Leveraging the needs of the market
Singles, childless couples, and empty nesters have two things in common: They are growing in number, and they want a unique type of home. Single-family homes located in conventional suburbs make up 90% of the current housing stock available in the United States, yet more and more, consumers are seeking non-single-family housing options that offer a walkable lifestyle.
This adds up to a 35 million unit shortage in multifamily housing across the country. So what is it consumers like about walkable communities? They offer a mix of single-family and multifamily housing types; shopping, cultural amenities, and jobs within walking distance; and good access to public transportation.
Young, highly educated, technology-driven members of the population desire mobile, walkable lifestyles.
Millenials, persons born between 1980 and 1999, make up 25% of the current population. Members of this age group are technologically savvy, highly mobile, and anxious to delay families while building their careers.
According to Gregg Logan, managing director of RCLCO, 77% of them want to live in an urban center: Millenials are willing to sacrifice less individual space in favor of more flexible working situations, stimulating mixed-use neighborhoods, and a variety of rental and for-sale housing.
There has also been a drop in car ownership among people under the age of 30. Areas that offer multimodal transportation systems are expected to attract an increasing number of households within this age bracket.
And, while millennials are generally waiting longer to start families, Logan says 70% of them don’t plan to move to the suburbs once they have them, therefore demanding safe streets, cultural amenities geared for children, and good schools located in an urban context.
Americans are working and living longer, and they want to stay mobile and active in their later years.
The baby boomer generation represents almost 20% of the population—by 2030, one in five Americans will be 65 or older (Urban Land Institute, What’s Next? Real Estate in the New Economy, 2011). Unlike the previous generation, this growing population of retirees doesn’t want to live in traditional retirement communities.
Health and wellness are still top priorities, but so is access to transportation and connectivity. Americans are living longer and staying active longer, but they won’t drive forever and they don’t want to be dependent on their family members to get around.
Affluent seniors seek to downsize from their large suburban homes to more convenient, easy-to-care-for townhouses, apartments, or condos, while others need quality, affordable housing that won’t break their limited budget. Many retirees would like to move close to, but not live with, their children and grandchildren.

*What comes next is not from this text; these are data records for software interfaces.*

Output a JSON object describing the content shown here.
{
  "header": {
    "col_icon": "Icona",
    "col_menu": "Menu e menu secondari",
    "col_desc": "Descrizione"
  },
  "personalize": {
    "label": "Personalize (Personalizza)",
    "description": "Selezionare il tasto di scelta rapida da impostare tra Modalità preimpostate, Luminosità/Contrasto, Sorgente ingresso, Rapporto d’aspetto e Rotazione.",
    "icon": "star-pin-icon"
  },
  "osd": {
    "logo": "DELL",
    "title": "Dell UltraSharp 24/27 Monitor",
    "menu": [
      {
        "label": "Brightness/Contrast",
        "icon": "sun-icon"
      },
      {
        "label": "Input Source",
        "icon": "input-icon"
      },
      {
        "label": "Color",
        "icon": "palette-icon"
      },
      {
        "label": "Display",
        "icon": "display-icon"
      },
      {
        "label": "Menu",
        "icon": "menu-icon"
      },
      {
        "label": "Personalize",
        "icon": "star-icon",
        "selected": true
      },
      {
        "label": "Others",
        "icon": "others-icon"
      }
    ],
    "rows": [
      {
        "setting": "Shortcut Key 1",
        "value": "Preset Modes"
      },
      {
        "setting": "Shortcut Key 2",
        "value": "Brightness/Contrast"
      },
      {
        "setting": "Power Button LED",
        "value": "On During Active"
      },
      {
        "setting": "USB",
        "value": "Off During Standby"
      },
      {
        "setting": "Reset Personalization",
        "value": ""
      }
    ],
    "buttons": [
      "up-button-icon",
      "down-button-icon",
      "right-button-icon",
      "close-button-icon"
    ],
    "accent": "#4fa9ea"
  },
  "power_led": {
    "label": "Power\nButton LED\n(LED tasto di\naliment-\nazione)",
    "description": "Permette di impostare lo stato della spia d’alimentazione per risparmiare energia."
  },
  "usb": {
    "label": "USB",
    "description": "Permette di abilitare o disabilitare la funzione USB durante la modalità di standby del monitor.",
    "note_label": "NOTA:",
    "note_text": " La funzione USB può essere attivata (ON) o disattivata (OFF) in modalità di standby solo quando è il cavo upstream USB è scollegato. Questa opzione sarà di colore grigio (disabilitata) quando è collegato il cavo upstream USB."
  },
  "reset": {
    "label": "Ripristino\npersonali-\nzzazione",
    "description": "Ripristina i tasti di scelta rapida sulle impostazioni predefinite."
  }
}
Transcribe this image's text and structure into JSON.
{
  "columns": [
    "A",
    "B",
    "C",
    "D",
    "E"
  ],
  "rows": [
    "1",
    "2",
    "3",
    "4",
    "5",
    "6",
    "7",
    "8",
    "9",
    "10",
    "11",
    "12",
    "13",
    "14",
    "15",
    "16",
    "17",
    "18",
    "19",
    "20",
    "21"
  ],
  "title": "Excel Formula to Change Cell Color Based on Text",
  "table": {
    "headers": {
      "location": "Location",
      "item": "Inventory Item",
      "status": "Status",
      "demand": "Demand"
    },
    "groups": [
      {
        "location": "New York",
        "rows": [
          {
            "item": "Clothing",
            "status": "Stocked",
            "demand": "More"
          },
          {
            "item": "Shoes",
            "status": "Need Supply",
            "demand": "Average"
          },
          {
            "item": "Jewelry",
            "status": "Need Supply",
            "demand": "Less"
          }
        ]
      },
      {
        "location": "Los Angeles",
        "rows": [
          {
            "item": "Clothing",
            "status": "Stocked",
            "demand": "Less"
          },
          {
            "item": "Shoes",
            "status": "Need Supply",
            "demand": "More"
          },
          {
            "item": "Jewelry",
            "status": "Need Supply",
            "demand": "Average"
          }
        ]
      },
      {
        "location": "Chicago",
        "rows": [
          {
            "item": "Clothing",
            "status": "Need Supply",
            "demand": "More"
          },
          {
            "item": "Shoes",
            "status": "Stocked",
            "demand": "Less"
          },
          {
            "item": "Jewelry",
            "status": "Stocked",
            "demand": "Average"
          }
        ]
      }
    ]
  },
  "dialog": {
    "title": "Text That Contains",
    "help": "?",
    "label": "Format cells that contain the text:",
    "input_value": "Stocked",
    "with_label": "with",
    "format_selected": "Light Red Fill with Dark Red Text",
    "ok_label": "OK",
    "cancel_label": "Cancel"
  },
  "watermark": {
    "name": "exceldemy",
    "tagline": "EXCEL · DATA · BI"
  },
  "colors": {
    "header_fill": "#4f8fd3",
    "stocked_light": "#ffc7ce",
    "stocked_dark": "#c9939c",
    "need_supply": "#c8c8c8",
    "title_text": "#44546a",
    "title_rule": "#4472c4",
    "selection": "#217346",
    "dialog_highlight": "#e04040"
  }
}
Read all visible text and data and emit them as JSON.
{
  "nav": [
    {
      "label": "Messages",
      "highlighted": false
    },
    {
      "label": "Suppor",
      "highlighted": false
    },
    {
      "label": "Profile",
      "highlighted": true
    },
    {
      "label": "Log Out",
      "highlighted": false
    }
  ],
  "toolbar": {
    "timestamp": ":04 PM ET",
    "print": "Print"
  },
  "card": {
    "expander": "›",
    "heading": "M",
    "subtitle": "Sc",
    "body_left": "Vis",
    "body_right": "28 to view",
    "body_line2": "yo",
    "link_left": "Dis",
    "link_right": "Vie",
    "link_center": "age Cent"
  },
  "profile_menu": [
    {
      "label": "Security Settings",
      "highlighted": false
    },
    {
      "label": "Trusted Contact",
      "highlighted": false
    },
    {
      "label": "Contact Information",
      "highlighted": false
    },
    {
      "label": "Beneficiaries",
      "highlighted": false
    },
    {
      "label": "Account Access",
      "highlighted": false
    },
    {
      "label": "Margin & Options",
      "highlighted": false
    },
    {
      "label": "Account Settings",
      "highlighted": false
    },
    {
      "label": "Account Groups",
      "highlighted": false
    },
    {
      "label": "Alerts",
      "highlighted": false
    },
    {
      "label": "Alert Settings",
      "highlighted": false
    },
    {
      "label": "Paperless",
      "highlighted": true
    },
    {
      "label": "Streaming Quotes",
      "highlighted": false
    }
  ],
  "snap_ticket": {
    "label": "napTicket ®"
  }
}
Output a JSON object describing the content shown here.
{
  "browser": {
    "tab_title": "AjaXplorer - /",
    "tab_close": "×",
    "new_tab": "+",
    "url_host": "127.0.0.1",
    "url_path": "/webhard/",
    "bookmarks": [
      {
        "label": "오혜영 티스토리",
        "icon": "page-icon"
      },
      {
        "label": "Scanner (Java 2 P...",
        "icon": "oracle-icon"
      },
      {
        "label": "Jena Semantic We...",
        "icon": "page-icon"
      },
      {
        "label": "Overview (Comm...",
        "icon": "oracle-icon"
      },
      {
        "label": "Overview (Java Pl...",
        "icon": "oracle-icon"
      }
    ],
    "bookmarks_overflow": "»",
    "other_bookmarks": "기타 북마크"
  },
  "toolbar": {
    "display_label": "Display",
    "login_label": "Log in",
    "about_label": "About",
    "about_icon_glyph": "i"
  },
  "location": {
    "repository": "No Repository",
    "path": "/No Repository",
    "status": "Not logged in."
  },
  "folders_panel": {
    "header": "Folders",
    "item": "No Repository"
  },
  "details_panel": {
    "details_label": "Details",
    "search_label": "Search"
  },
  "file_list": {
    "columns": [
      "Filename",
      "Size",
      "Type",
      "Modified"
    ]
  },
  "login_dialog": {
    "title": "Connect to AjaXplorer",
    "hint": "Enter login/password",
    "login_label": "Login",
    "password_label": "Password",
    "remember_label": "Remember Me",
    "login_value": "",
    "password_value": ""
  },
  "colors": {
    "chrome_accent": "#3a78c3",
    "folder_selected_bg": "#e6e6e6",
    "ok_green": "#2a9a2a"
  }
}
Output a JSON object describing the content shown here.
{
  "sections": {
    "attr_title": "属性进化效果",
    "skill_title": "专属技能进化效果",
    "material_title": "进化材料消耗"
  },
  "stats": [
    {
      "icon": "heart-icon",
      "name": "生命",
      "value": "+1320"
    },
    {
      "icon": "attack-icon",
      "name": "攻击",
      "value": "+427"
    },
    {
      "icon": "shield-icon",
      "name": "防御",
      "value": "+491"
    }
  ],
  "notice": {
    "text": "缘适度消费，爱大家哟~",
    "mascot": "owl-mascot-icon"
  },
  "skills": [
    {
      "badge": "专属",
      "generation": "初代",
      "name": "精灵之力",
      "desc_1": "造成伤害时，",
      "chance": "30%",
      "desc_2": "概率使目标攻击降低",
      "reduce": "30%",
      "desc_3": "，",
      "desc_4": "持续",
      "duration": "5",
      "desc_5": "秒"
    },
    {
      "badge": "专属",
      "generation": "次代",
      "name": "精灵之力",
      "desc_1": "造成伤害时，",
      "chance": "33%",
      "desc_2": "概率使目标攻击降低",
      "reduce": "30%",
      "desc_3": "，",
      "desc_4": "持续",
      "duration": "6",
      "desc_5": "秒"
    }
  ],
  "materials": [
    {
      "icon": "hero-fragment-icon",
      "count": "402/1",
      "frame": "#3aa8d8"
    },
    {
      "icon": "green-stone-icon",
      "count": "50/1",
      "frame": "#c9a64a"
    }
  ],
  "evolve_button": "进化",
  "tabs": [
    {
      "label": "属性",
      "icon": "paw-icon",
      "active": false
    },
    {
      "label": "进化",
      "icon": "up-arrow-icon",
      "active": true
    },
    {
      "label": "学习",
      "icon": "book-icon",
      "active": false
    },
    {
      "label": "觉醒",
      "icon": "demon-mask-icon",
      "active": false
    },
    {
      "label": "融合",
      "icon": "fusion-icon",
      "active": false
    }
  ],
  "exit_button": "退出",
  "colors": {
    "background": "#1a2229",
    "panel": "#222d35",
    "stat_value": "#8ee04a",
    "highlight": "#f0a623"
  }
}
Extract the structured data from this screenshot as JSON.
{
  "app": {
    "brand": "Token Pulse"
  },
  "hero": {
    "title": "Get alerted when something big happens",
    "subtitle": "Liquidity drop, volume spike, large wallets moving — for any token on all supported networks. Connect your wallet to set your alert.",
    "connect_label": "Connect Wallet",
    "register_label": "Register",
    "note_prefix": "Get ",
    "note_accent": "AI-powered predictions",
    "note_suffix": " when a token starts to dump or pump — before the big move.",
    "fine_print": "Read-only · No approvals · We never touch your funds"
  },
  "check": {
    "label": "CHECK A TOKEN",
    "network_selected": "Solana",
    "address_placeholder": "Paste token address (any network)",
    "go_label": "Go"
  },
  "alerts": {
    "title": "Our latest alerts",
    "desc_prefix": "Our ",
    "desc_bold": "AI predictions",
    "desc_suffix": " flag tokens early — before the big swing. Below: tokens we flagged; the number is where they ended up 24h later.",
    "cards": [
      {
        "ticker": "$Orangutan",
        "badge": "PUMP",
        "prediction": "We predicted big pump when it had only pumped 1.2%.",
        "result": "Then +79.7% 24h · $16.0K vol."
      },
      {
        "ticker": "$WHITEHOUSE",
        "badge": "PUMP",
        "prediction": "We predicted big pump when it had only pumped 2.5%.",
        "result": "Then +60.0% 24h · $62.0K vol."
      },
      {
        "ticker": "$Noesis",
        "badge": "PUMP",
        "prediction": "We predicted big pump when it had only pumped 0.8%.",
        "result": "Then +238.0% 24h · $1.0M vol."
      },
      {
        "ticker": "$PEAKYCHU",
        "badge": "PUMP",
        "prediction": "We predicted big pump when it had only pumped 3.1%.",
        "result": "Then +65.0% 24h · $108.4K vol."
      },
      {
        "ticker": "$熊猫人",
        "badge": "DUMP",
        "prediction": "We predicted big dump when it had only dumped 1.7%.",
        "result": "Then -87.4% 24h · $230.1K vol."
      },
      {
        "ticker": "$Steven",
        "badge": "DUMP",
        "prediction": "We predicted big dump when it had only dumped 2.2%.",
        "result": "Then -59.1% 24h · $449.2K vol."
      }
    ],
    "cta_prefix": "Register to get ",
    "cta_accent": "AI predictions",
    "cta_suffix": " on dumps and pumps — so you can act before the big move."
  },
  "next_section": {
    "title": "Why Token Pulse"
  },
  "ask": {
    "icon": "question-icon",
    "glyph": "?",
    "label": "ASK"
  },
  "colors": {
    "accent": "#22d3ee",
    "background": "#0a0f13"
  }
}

A greater variety of household sizes and demographics require a greater variety of housing choices.
Multigenerational homes have increased by 17% since 1940, and that number continues to rise. The growing senior population, an increase in immigration, and an increased desire to live in intergenerational neighborhoods all contribute to the growing demand for multigenerational and even multifamily households.
In addition, multigenerational homes have increased by 17% since 1940, and that number continues to rise. The growing senior population, an increase in population that has cultural traditions that encourage multi-generational living, and an increased desire to live in intergenerational neighborhoods all contribute to the growing demand for multigenerational and even multifamily households.
A 2011 report from the Urban Land Institute showed that the percentage of working-age Americans is decreasing while the percentage of non-working dependents increasing, further stressing financial resources. To serve these consumers, we need more creative intergenerational and multifamily living situations.
A growing demand for a walkable lifestyle has the potential to transform sprawling suburbs into walkable communities.
A generation ago cities struggled to implement the revitalization of downtowns and urban neighborhoods. Now the urban redevelopment challenge has shifted to the suburbs where underutilized parking lots, abandoned strip malls, and foreclosures have created a plethora of opportunities for rethinking the development patterns to create new walkable communities as is discussed in Ellen Dunham Jones’s Retrofitting Suburbia.
The Urban Land Institute’s 2012 report What’s Next at the Local Level showed that there is a growing consumer demand to reshape many of America’s conventional suburbs into walkable, transit-oriented communities that provide a variety of housing choices.
There is an opportunity for creating more compact walkable suburban centers, reviving valuable park space, and updating infrastructure to provide more sustainable communities. Multi-unit housing is expected to concentrate and grow around mass transit stations and near suburban town centers that are transitioning single-use strips into mixed-use corridors.
So what do these groups want? Click here to find out!